English: Eagle Spanish: Águila
German: Adler French: Aigle

The constellation of Aquila is centered in the shown photography (see lines). Sagitta can be seen above and Scutum to the lower right.

In mid of August Aquila culminates at about 22:00 LT (10 pm). The declination of the constellation borders ranges from -12 to +19 degrees. Brightest star is Altair with a visual brightness of 0.8 mag. Together with the stars of Deneb in Cygnus and Vega in Lyra Altair forms the well known summer triangle of the northern summer sky.

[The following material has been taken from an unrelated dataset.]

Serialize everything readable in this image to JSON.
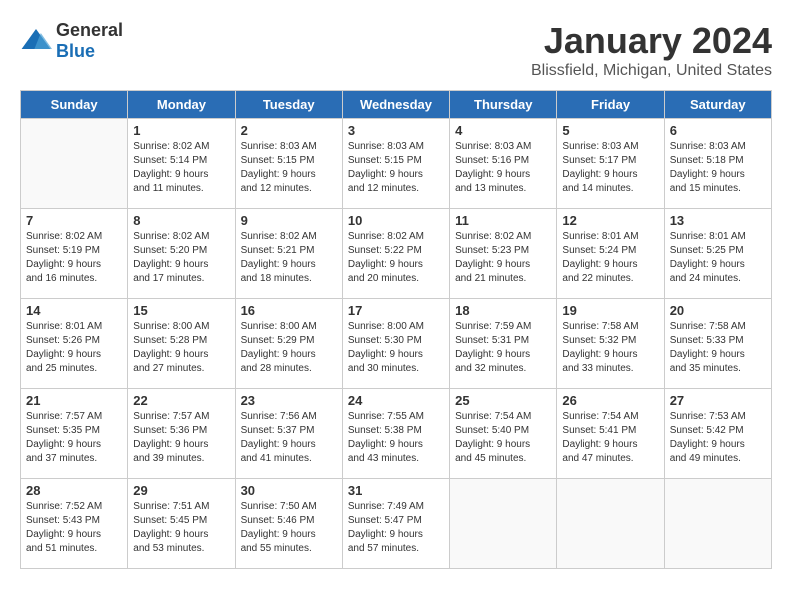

The galactic plane crosses the entire field of view. Bright star fields form the visual appearance of the milky way, especially the Scutum star cloud at the lower right corner of the image is a very fine object to the naked eye under a dark sky. In contrast to these star fields are the light absorbing interstellar dust clouds which give the dark patches all along the milky way. A couple of nice galactic deep sky objects for binocular and telescopic observations join the field. In the above photography, taken in May 2000, the 4 mag bright Nova V 1494 Aql of December 1999 has already faded to about tenth magnitude.

© all photographs taken by Till Credner and Sven Kohle